(Recorded data)

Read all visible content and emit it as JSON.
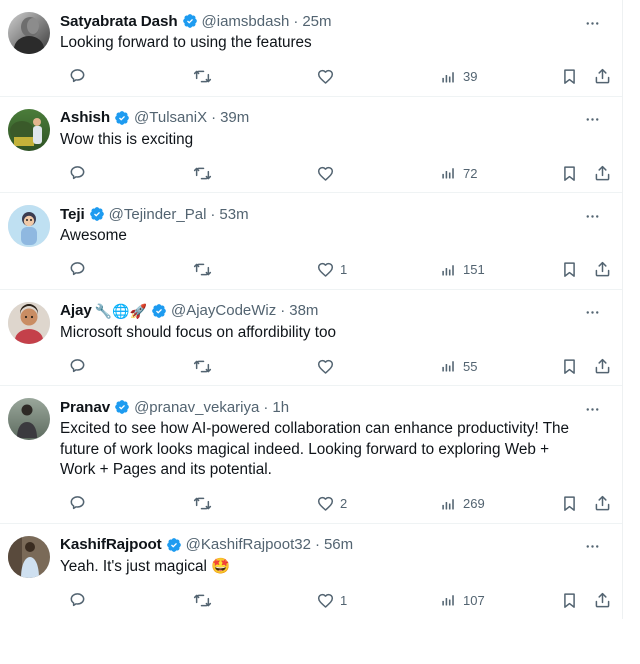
{
  "app": {
    "name": "X",
    "view": "tweet-replies-timeline"
  },
  "icons": {
    "reply": "reply-icon",
    "retweet": "retweet-icon",
    "like": "like-icon",
    "views": "views-icon",
    "bookmark": "bookmark-icon",
    "share": "share-icon",
    "more": "more-options-icon",
    "verified": "verified-badge-icon"
  },
  "colors": {
    "accent": "#1d9bf0",
    "text": "#0f1419",
    "muted": "#536471",
    "divider": "#eff3f4",
    "background": "#ffffff"
  },
  "tweets": [
    {
      "display_name": "Satyabrata Dash",
      "name_emoji": "",
      "verified": true,
      "handle": "@iamsbdash",
      "separator": "·",
      "timestamp": "25m",
      "text": "Looking forward to using the features",
      "reply_count": "",
      "retweet_count": "",
      "like_count": "",
      "view_count": "39",
      "avatar_name": "avatar-satyabrata-dash"
    },
    {
      "display_name": "Ashish",
      "name_emoji": "",
      "verified": true,
      "handle": "@TulsaniX",
      "separator": "·",
      "timestamp": "39m",
      "text": "Wow this is exciting",
      "reply_count": "",
      "retweet_count": "",
      "like_count": "",
      "view_count": "72",
      "avatar_name": "avatar-ashish"
    },
    {
      "display_name": "Teji",
      "name_emoji": "",
      "verified": true,
      "handle": "@Tejinder_Pal",
      "separator": "·",
      "timestamp": "53m",
      "text": "Awesome",
      "reply_count": "",
      "retweet_count": "",
      "like_count": "1",
      "view_count": "151",
      "avatar_name": "avatar-teji"
    },
    {
      "display_name": "Ajay",
      "name_emoji": "🔧🌐🚀",
      "verified": true,
      "handle": "@AjayCodeWiz",
      "separator": "·",
      "timestamp": "38m",
      "text": "Microsoft should focus on affordibility too",
      "reply_count": "",
      "retweet_count": "",
      "like_count": "",
      "view_count": "55",
      "avatar_name": "avatar-ajay"
    },
    {
      "display_name": "Pranav",
      "name_emoji": "",
      "verified": true,
      "handle": "@pranav_vekariya",
      "separator": "·",
      "timestamp": "1h",
      "text": "Excited to see how AI-powered collaboration can enhance productivity! The future of work looks magical indeed. Looking forward to exploring Web + Work + Pages and its potential.",
      "reply_count": "",
      "retweet_count": "",
      "like_count": "2",
      "view_count": "269",
      "avatar_name": "avatar-pranav"
    },
    {
      "display_name": "KashifRajpoot",
      "name_emoji": "",
      "verified": true,
      "handle": "@KashifRajpoot32",
      "separator": "·",
      "timestamp": "56m",
      "text": "Yeah. It's just magical 🤩",
      "reply_count": "",
      "retweet_count": "",
      "like_count": "1",
      "view_count": "107",
      "avatar_name": "avatar-kashifrajpoot"
    }
  ]
}
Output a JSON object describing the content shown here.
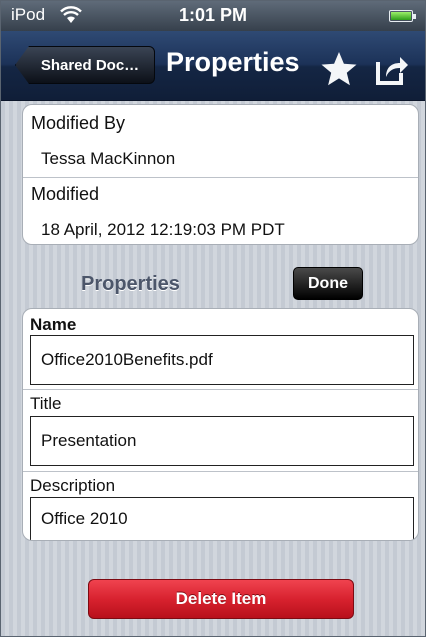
{
  "status_bar": {
    "carrier": "iPod",
    "time": "1:01 PM"
  },
  "nav_bar": {
    "back_label": "Shared Doc…",
    "title": "Properties",
    "star_icon": "star-icon",
    "share_icon": "share-icon"
  },
  "info": {
    "modified_by_label": "Modified By",
    "modified_by_value": "Tessa MacKinnon",
    "modified_label": "Modified",
    "modified_value": "18 April, 2012 12:19:03 PM PDT"
  },
  "properties": {
    "section_title": "Properties",
    "done_label": "Done",
    "name_label": "Name",
    "name_value": "Office2010Benefits.pdf",
    "title_label": "Title",
    "title_value": "Presentation",
    "description_label": "Description",
    "description_value": "Office 2010"
  },
  "actions": {
    "delete_label": "Delete Item"
  },
  "colors": {
    "nav": "#1c3258",
    "delete": "#d8222f",
    "done": "#000000"
  }
}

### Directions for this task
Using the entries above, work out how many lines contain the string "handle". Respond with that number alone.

### Response
6